-- Opening Marker --

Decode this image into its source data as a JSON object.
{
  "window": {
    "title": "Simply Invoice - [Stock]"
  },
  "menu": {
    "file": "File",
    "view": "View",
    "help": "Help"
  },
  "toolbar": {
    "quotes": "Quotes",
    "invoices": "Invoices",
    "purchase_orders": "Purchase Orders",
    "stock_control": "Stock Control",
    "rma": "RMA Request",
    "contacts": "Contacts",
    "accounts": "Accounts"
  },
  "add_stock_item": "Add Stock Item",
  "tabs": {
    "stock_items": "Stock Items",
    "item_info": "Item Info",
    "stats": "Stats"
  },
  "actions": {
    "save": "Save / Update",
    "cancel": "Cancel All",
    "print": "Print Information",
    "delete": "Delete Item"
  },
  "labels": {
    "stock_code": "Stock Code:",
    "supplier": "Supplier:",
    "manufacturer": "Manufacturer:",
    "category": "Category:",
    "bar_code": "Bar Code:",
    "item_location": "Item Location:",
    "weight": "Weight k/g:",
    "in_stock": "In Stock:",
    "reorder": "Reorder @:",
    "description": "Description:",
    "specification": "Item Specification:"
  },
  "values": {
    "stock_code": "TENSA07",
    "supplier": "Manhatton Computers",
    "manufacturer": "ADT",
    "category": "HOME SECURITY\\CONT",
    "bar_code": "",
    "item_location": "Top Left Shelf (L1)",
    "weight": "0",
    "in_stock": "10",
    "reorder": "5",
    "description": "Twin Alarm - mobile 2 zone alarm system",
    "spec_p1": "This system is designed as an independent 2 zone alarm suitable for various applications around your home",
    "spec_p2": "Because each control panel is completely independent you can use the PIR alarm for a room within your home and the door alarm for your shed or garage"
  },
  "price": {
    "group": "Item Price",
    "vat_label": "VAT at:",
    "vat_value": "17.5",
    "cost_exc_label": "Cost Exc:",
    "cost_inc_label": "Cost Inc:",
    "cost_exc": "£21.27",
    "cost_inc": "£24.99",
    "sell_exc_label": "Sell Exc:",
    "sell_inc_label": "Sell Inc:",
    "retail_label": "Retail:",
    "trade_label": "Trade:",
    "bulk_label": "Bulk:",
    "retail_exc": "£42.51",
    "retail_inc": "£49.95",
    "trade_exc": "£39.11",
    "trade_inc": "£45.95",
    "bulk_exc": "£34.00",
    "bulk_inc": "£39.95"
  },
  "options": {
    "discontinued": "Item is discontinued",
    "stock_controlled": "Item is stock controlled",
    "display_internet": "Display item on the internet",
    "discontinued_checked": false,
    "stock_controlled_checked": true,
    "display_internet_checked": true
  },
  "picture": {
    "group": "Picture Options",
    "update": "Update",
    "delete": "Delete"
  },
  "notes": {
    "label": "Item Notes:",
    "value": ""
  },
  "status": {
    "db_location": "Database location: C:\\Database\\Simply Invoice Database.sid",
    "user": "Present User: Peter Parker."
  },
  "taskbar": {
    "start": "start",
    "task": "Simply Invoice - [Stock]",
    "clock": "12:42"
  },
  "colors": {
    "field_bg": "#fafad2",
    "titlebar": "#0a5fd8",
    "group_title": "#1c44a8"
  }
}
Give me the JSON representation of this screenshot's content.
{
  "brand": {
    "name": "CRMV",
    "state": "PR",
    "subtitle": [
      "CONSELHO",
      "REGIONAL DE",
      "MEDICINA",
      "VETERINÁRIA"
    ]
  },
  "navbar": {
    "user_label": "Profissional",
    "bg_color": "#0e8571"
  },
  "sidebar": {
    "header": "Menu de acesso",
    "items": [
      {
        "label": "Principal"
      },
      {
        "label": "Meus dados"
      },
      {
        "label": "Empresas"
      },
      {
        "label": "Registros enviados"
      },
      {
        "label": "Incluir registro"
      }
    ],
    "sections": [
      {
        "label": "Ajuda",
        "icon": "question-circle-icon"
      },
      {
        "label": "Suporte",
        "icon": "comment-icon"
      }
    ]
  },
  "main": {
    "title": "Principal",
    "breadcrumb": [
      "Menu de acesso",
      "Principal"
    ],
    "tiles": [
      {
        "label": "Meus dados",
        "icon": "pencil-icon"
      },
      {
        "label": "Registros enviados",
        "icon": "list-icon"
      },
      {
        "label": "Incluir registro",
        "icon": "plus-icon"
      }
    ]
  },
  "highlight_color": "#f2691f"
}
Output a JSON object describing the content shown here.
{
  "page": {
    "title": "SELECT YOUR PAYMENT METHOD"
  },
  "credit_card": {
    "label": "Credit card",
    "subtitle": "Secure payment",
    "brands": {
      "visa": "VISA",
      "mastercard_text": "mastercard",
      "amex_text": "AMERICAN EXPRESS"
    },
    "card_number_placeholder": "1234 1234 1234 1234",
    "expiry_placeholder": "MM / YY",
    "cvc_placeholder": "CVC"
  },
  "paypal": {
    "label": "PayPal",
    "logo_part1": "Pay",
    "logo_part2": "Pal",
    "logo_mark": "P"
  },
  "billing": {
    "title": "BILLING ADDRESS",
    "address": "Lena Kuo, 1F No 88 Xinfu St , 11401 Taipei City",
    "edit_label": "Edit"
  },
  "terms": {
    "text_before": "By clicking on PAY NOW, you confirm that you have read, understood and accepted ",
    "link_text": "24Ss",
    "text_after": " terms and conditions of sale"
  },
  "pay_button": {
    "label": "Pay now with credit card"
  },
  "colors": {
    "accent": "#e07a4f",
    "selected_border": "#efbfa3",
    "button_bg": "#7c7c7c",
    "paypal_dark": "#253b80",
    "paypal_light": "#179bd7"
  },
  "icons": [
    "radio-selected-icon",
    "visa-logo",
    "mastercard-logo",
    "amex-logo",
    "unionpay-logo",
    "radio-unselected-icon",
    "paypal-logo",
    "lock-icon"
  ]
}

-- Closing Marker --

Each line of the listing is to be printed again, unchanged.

[YOUR RESPONSE]
Decode this image into its source data as a JSON object.
{
  "window": {
    "title": "Simply Invoice - [Stock]"
  },
  "menu": {
    "file": "File",
    "view": "View",
    "help": "Help"
  },
  "toolbar": {
    "quotes": "Quotes",
    "invoices": "Invoices",
    "purchase_orders": "Purchase Orders",
    "stock_control": "Stock Control",
    "rma": "RMA Request",
    "contacts": "Contacts",
    "accounts": "Accounts"
  },
  "add_stock_item": "Add Stock Item",
  "tabs": {
    "stock_items": "Stock Items",
    "item_info": "Item Info",
    "stats": "Stats"
  },
  "actions": {
    "save": "Save / Update",
    "cancel": "Cancel All",
    "print": "Print Information",
    "delete": "Delete Item"
  },
  "labels": {
    "stock_code": "Stock Code:",
    "supplier": "Supplier:",
    "manufacturer": "Manufacturer:",
    "category": "Category:",
    "bar_code": "Bar Code:",
    "item_location": "Item Location:",
    "weight": "Weight k/g:",
    "in_stock": "In Stock:",
    "reorder": "Reorder @:",
    "description": "Description:",
    "specification": "Item Specification:"
  },
  "values": {
    "stock_code": "TENSA07",
    "supplier": "Manhatton Computers",
    "manufacturer": "ADT",
    "category": "HOME SECURITY\\CONT",
    "bar_code": "",
    "item_location": "Top Left Shelf (L1)",
    "weight": "0",
    "in_stock": "10",
    "reorder": "5",
    "description": "Twin Alarm - mobile 2 zone alarm system",
    "spec_p1": "This system is designed as an independent 2 zone alarm suitable for various applications around your home",
    "spec_p2": "Because each control panel is completely independent you can use the PIR alarm for a room within your home and the door alarm for your shed or garage"
  },
  "price": {
    "group": "Item Price",
    "vat_label": "VAT at:",
    "vat_value": "17.5",
    "cost_exc_label": "Cost Exc:",
    "cost_inc_label": "Cost Inc:",
    "cost_exc": "£21.27",
    "cost_inc": "£24.99",
    "sell_exc_label": "Sell Exc:",
    "sell_inc_label": "Sell Inc:",
    "retail_label": "Retail:",
    "trade_label": "Trade:",
    "bulk_label": "Bulk:",
    "retail_exc": "£42.51",
    "retail_inc": "£49.95",
    "trade_exc": "£39.11",
    "trade_inc": "£45.95",
    "bulk_exc": "£34.00",
    "bulk_inc": "£39.95"
  },
  "options": {
    "discontinued": "Item is discontinued",
    "stock_controlled": "Item is stock controlled",
    "display_internet": "Display item on the internet",
    "discontinued_checked": false,
    "stock_controlled_checked": true,
    "display_internet_checked": true
  },
  "picture": {
    "group": "Picture Options",
    "update": "Update",
    "delete": "Delete"
  },
  "notes": {
    "label": "Item Notes:",
    "value": ""
  },
  "status": {
    "db_location": "Database location: C:\\Database\\Simply Invoice Database.sid",
    "user": "Present User: Peter Parker."
  },
  "taskbar": {
    "start": "start",
    "task": "Simply Invoice - [Stock]",
    "clock": "12:42"
  },
  "colors": {
    "field_bg": "#fafad2",
    "titlebar": "#0a5fd8",
    "group_title": "#1c44a8"
  }
}
Give me the JSON representation of this screenshot's content.
{
  "brand": {
    "name": "CRMV",
    "state": "PR",
    "subtitle": [
      "CONSELHO",
      "REGIONAL DE",
      "MEDICINA",
      "VETERINÁRIA"
    ]
  },
  "navbar": {
    "user_label": "Profissional",
    "bg_color": "#0e8571"
  },
  "sidebar": {
    "header": "Menu de acesso",
    "items": [
      {
        "label": "Principal"
      },
      {
        "label": "Meus dados"
      },
      {
        "label": "Empresas"
      },
      {
        "label": "Registros enviados"
      },
      {
        "label": "Incluir registro"
      }
    ],
    "sections": [
      {
        "label": "Ajuda",
        "icon": "question-circle-icon"
      },
      {
        "label": "Suporte",
        "icon": "comment-icon"
      }
    ]
  },
  "main": {
    "title": "Principal",
    "breadcrumb": [
      "Menu de acesso",
      "Principal"
    ],
    "tiles": [
      {
        "label": "Meus dados",
        "icon": "pencil-icon"
      },
      {
        "label": "Registros enviados",
        "icon": "list-icon"
      },
      {
        "label": "Incluir registro",
        "icon": "plus-icon"
      }
    ]
  },
  "highlight_color": "#f2691f"
}
Output a JSON object describing the content shown here.
{
  "page": {
    "title": "SELECT YOUR PAYMENT METHOD"
  },
  "credit_card": {
    "label": "Credit card",
    "subtitle": "Secure payment",
    "brands": {
      "visa": "VISA",
      "mastercard_text": "mastercard",
      "amex_text": "AMERICAN EXPRESS"
    },
    "card_number_placeholder": "1234 1234 1234 1234",
    "expiry_placeholder": "MM / YY",
    "cvc_placeholder": "CVC"
  },
  "paypal": {
    "label": "PayPal",
    "logo_part1": "Pay",
    "logo_part2": "Pal",
    "logo_mark": "P"
  },
  "billing": {
    "title": "BILLING ADDRESS",
    "address": "Lena Kuo, 1F No 88 Xinfu St , 11401 Taipei City",
    "edit_label": "Edit"
  },
  "terms": {
    "text_before": "By clicking on PAY NOW, you confirm that you have read, understood and accepted ",
    "link_text": "24Ss",
    "text_after": " terms and conditions of sale"
  },
  "pay_button": {
    "label": "Pay now with credit card"
  },
  "colors": {
    "accent": "#e07a4f",
    "selected_border": "#efbfa3",
    "button_bg": "#7c7c7c",
    "paypal_dark": "#253b80",
    "paypal_light": "#179bd7"
  },
  "icons": [
    "radio-selected-icon",
    "visa-logo",
    "mastercard-logo",
    "amex-logo",
    "unionpay-logo",
    "radio-unselected-icon",
    "paypal-logo",
    "lock-icon"
  ]
}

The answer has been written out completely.